• _What is required_: Your copy of the entries must be exact, and it must not include the pictures.
_ _ _ _
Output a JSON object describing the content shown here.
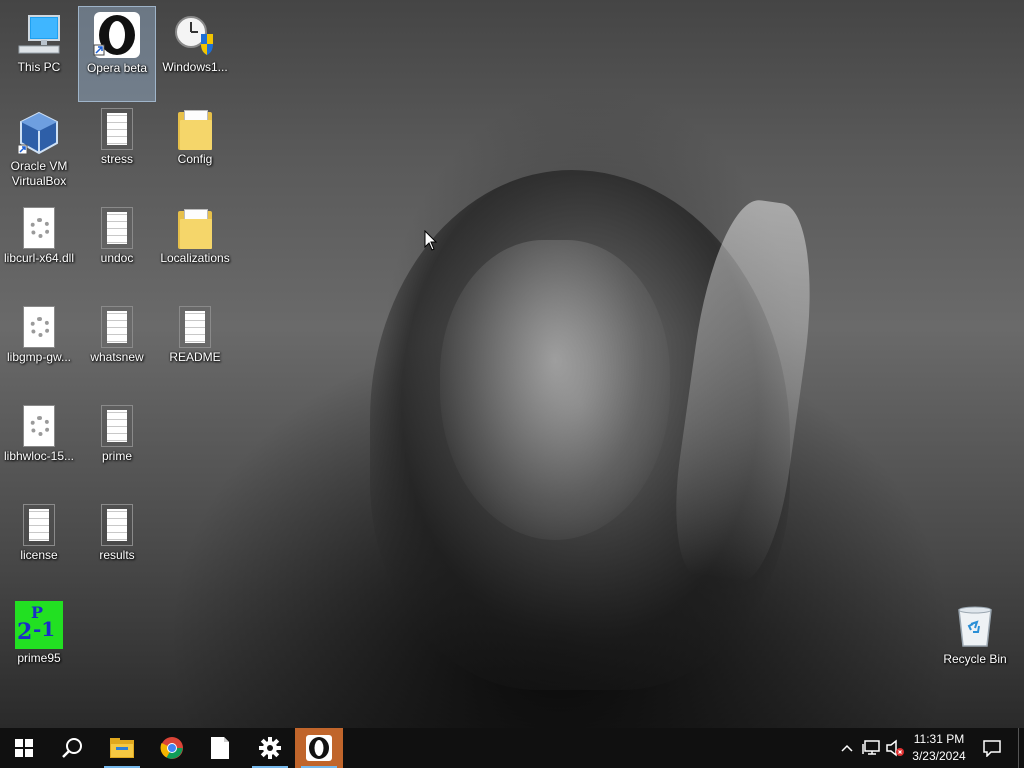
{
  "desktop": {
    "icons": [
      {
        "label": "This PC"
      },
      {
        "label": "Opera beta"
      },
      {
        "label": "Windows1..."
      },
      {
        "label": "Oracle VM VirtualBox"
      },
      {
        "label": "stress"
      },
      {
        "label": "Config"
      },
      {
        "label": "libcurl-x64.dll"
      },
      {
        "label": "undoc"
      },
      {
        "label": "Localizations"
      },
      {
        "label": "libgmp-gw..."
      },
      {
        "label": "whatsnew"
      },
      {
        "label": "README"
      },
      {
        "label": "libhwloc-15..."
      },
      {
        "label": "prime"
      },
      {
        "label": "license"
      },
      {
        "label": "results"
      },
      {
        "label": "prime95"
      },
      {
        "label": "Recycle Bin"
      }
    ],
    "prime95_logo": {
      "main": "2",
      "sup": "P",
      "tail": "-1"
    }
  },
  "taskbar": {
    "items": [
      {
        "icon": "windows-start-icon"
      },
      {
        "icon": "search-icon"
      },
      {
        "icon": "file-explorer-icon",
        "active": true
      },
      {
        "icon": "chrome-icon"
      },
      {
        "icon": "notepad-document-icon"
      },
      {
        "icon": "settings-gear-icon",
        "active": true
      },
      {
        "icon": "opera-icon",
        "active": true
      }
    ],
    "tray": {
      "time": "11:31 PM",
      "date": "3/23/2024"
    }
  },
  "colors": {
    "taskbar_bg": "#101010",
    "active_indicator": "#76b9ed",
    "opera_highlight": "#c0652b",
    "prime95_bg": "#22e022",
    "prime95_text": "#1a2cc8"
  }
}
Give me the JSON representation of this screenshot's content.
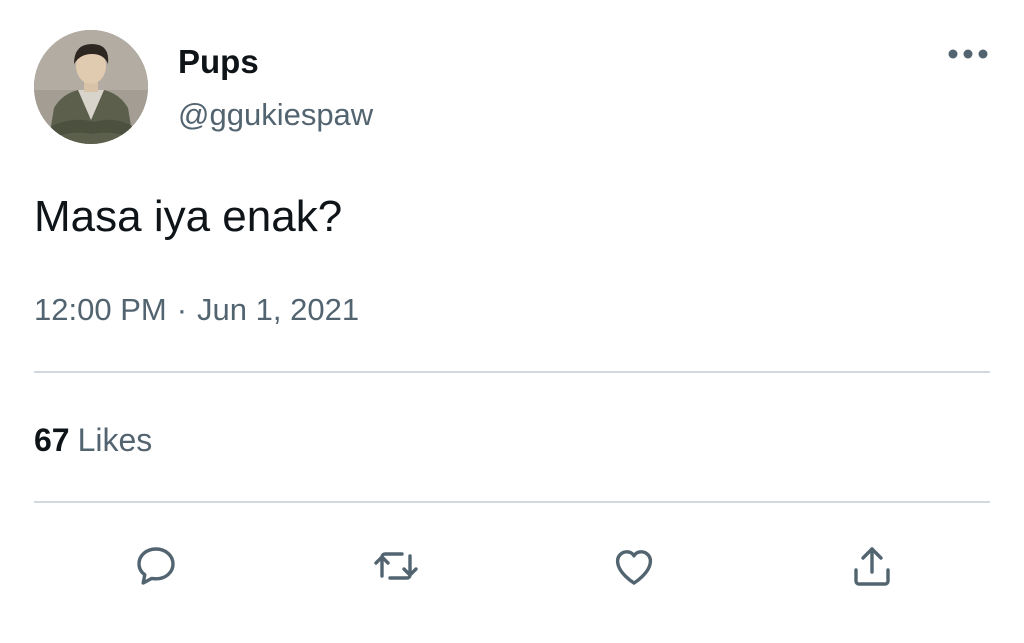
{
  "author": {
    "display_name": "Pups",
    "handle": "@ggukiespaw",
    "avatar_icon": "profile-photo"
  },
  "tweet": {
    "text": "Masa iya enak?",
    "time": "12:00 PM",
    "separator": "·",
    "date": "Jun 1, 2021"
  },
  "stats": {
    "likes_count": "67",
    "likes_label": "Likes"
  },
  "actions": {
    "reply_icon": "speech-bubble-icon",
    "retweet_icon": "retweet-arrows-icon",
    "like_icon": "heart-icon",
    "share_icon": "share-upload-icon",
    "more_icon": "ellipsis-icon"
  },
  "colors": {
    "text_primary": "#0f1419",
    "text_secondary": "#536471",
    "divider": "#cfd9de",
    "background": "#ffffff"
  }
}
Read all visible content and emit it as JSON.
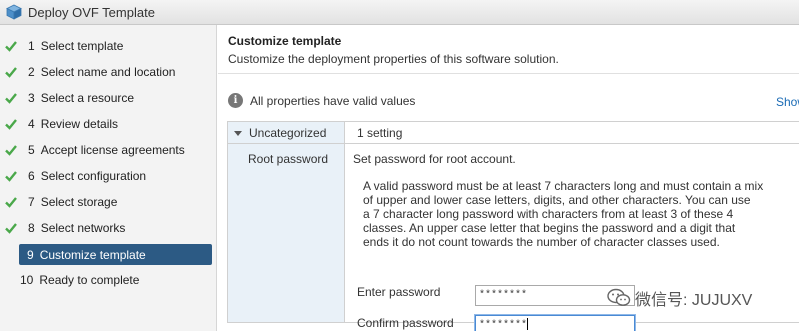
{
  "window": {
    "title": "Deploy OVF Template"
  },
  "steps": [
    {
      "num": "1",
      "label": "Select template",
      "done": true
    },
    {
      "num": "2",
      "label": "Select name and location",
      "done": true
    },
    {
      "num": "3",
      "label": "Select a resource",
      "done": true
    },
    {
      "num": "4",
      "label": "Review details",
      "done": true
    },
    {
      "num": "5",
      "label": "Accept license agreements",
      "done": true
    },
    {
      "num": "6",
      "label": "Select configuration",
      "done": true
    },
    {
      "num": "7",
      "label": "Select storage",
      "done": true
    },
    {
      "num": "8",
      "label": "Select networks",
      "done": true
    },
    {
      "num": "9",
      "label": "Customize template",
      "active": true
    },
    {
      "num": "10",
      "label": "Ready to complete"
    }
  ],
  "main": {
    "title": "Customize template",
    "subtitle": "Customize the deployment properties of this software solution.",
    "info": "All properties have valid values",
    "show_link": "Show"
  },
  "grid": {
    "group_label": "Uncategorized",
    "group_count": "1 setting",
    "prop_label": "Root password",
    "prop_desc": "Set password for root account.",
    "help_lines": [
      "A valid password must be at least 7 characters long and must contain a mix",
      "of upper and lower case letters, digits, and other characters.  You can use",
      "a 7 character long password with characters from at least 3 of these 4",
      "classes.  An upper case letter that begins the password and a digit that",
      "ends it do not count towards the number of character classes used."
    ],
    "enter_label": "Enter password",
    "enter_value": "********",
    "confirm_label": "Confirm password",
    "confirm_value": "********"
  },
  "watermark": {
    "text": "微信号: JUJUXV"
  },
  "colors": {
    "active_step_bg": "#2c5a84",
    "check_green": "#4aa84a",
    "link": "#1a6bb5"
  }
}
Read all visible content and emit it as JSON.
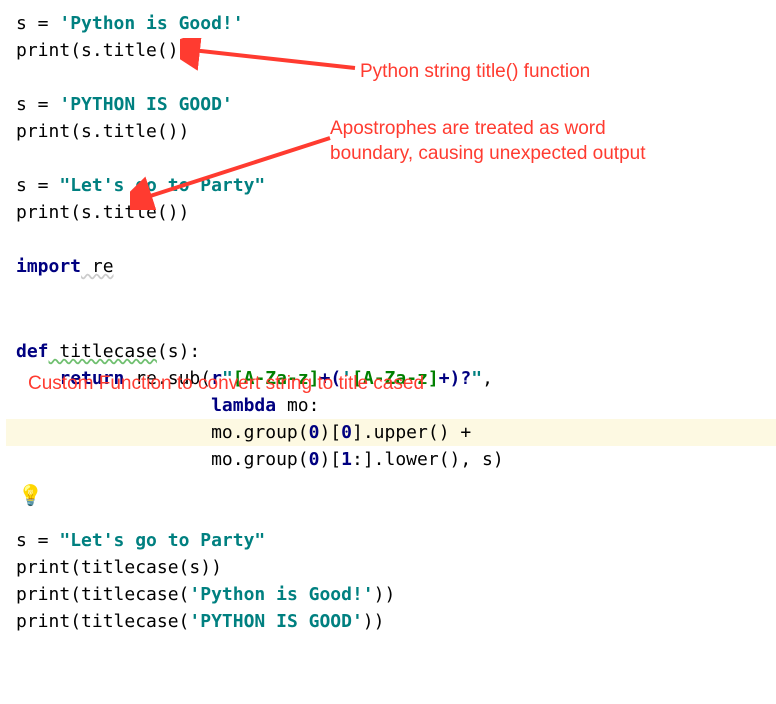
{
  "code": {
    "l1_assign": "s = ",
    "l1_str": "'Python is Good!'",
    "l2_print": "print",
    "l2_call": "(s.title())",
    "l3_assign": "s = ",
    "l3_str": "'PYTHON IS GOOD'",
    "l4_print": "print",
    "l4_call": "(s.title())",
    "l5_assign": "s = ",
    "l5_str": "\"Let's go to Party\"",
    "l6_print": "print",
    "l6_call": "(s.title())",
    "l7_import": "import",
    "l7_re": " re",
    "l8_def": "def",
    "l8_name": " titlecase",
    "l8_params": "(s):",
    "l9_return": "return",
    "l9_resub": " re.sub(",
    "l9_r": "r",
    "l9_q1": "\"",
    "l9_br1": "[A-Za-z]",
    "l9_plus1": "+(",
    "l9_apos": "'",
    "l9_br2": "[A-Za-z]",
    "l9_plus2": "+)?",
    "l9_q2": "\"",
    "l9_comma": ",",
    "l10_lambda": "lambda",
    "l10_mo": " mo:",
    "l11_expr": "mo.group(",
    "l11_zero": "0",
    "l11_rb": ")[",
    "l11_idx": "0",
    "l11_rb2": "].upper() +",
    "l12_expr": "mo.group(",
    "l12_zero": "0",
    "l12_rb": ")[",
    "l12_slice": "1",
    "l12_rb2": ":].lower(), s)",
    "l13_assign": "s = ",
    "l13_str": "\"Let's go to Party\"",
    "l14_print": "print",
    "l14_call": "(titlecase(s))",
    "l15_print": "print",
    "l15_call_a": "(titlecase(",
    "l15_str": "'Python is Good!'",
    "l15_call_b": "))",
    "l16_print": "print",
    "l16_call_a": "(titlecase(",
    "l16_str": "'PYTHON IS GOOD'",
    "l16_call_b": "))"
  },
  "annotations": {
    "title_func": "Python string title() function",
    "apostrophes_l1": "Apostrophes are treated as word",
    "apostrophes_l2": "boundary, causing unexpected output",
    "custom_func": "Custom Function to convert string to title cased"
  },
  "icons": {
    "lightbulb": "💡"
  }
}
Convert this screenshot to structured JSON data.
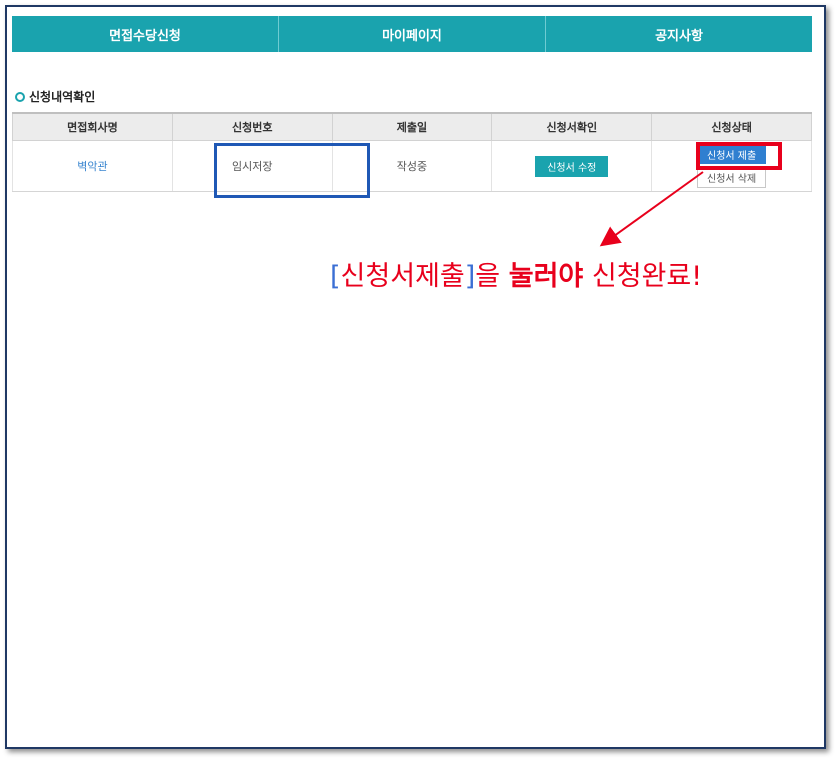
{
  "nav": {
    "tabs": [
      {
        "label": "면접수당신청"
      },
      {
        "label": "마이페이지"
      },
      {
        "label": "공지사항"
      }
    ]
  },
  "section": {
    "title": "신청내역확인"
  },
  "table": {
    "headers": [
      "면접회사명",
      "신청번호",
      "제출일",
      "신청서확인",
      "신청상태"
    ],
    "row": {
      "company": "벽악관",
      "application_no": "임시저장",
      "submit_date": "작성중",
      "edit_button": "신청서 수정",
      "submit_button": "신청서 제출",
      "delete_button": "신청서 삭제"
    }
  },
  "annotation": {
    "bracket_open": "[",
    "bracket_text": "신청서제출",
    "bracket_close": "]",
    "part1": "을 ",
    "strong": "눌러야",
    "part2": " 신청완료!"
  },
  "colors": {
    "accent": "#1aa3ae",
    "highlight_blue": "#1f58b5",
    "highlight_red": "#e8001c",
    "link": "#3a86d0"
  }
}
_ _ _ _
• _Problem solution_:
Output a JSON object describing the content shown here.
{
  "desktop": {
    "icons": [
      {
        "label": "This PC"
      },
      {
        "label": "Opera beta"
      },
      {
        "label": "Windows1..."
      },
      {
        "label": "Oracle VM VirtualBox"
      },
      {
        "label": "stress"
      },
      {
        "label": "Config"
      },
      {
        "label": "libcurl-x64.dll"
      },
      {
        "label": "undoc"
      },
      {
        "label": "Localizations"
      },
      {
        "label": "libgmp-gw..."
      },
      {
        "label": "whatsnew"
      },
      {
        "label": "README"
      },
      {
        "label": "libhwloc-15..."
      },
      {
        "label": "prime"
      },
      {
        "label": "license"
      },
      {
        "label": "results"
      },
      {
        "label": "prime95"
      },
      {
        "label": "Recycle Bin"
      }
    ],
    "prime95_logo": {
      "main": "2",
      "sup": "P",
      "tail": "-1"
    }
  },
  "taskbar": {
    "items": [
      {
        "icon": "windows-start-icon"
      },
      {
        "icon": "search-icon"
      },
      {
        "icon": "file-explorer-icon",
        "active": true
      },
      {
        "icon": "chrome-icon"
      },
      {
        "icon": "notepad-document-icon"
      },
      {
        "icon": "settings-gear-icon",
        "active": true
      },
      {
        "icon": "opera-icon",
        "active": true
      }
    ],
    "tray": {
      "time": "11:31 PM",
      "date": "3/23/2024"
    }
  },
  "colors": {
    "taskbar_bg": "#101010",
    "active_indicator": "#76b9ed",
    "opera_highlight": "#c0652b",
    "prime95_bg": "#22e022",
    "prime95_text": "#1a2cc8"
  }
}
Give me the JSON representation of this screenshot's content.
{
  "author": {
    "display_name": "Pups",
    "handle": "@ggukiespaw",
    "avatar_icon": "profile-photo"
  },
  "tweet": {
    "text": "Masa iya enak?",
    "time": "12:00 PM",
    "separator": "·",
    "date": "Jun 1, 2021"
  },
  "stats": {
    "likes_count": "67",
    "likes_label": "Likes"
  },
  "actions": {
    "reply_icon": "speech-bubble-icon",
    "retweet_icon": "retweet-arrows-icon",
    "like_icon": "heart-icon",
    "share_icon": "share-upload-icon",
    "more_icon": "ellipsis-icon"
  },
  "colors": {
    "text_primary": "#0f1419",
    "text_secondary": "#536471",
    "divider": "#cfd9de",
    "background": "#ffffff"
  }
}
Read all visible content and emit it as JSON.
{
  "window": {
    "title": "Deploy OVF Template"
  },
  "steps": [
    {
      "num": "1",
      "label": "Select template",
      "done": true
    },
    {
      "num": "2",
      "label": "Select name and location",
      "done": true
    },
    {
      "num": "3",
      "label": "Select a resource",
      "done": true
    },
    {
      "num": "4",
      "label": "Review details",
      "done": true
    },
    {
      "num": "5",
      "label": "Accept license agreements",
      "done": true
    },
    {
      "num": "6",
      "label": "Select configuration",
      "done": true
    },
    {
      "num": "7",
      "label": "Select storage",
      "done": true
    },
    {
      "num": "8",
      "label": "Select networks",
      "done": true
    },
    {
      "num": "9",
      "label": "Customize template",
      "active": true
    },
    {
      "num": "10",
      "label": "Ready to complete"
    }
  ],
  "main": {
    "title": "Customize template",
    "subtitle": "Customize the deployment properties of this software solution.",
    "info": "All properties have valid values",
    "show_link": "Show"
  },
  "grid": {
    "group_label": "Uncategorized",
    "group_count": "1 setting",
    "prop_label": "Root password",
    "prop_desc": "Set password for root account.",
    "help_lines": [
      "A valid password must be at least 7 characters long and must contain a mix",
      "of upper and lower case letters, digits, and other characters.  You can use",
      "a 7 character long password with characters from at least 3 of these 4",
      "classes.  An upper case letter that begins the password and a digit that",
      "ends it do not count towards the number of character classes used."
    ],
    "enter_label": "Enter password",
    "enter_value": "********",
    "confirm_label": "Confirm password",
    "confirm_value": "********"
  },
  "watermark": {
    "text": "微信号: JUJUXV"
  },
  "colors": {
    "active_step_bg": "#2c5a84",
    "check_green": "#4aa84a",
    "link": "#1a6bb5"
  }
}
Read all visible content and emit it as JSON.
{
  "code": {
    "l1_assign": "s = ",
    "l1_str": "'Python is Good!'",
    "l2_print": "print",
    "l2_call": "(s.title())",
    "l3_assign": "s = ",
    "l3_str": "'PYTHON IS GOOD'",
    "l4_print": "print",
    "l4_call": "(s.title())",
    "l5_assign": "s = ",
    "l5_str": "\"Let's go to Party\"",
    "l6_print": "print",
    "l6_call": "(s.title())",
    "l7_import": "import",
    "l7_re": " re",
    "l8_def": "def",
    "l8_name": " titlecase",
    "l8_params": "(s):",
    "l9_return": "return",
    "l9_resub": " re.sub(",
    "l9_r": "r",
    "l9_q1": "\"",
    "l9_br1": "[A-Za-z]",
    "l9_plus1": "+(",
    "l9_apos": "'",
    "l9_br2": "[A-Za-z]",
    "l9_plus2": "+)?",
    "l9_q2": "\"",
    "l9_comma": ",",
    "l10_lambda": "lambda",
    "l10_mo": " mo:",
    "l11_expr": "mo.group(",
    "l11_zero": "0",
    "l11_rb": ")[",
    "l11_idx": "0",
    "l11_rb2": "].upper() +",
    "l12_expr": "mo.group(",
    "l12_zero": "0",
    "l12_rb": ")[",
    "l12_slice": "1",
    "l12_rb2": ":].lower(), s)",
    "l13_assign": "s = ",
    "l13_str": "\"Let's go to Party\"",
    "l14_print": "print",
    "l14_call": "(titlecase(s))",
    "l15_print": "print",
    "l15_call_a": "(titlecase(",
    "l15_str": "'Python is Good!'",
    "l15_call_b": "))",
    "l16_print": "print",
    "l16_call_a": "(titlecase(",
    "l16_str": "'PYTHON IS GOOD'",
    "l16_call_b": "))"
  },
  "annotations": {
    "title_func": "Python string title() function",
    "apostrophes_l1": "Apostrophes are treated as word",
    "apostrophes_l2": "boundary, causing unexpected output",
    "custom_func": "Custom Function to convert string to title cased"
  },
  "icons": {
    "lightbulb": "💡"
  }
}
Convert this screenshot to structured JSON data.
{
  "nav": {
    "tabs": [
      {
        "label": "면접수당신청"
      },
      {
        "label": "마이페이지"
      },
      {
        "label": "공지사항"
      }
    ]
  },
  "section": {
    "title": "신청내역확인"
  },
  "table": {
    "headers": [
      "면접회사명",
      "신청번호",
      "제출일",
      "신청서확인",
      "신청상태"
    ],
    "row": {
      "company": "벽악관",
      "application_no": "임시저장",
      "submit_date": "작성중",
      "edit_button": "신청서 수정",
      "submit_button": "신청서 제출",
      "delete_button": "신청서 삭제"
    }
  },
  "annotation": {
    "bracket_open": "[",
    "bracket_text": "신청서제출",
    "bracket_close": "]",
    "part1": "을 ",
    "strong": "눌러야",
    "part2": " 신청완료!"
  },
  "colors": {
    "accent": "#1aa3ae",
    "highlight_blue": "#1f58b5",
    "highlight_red": "#e8001c",
    "link": "#3a86d0"
  }
}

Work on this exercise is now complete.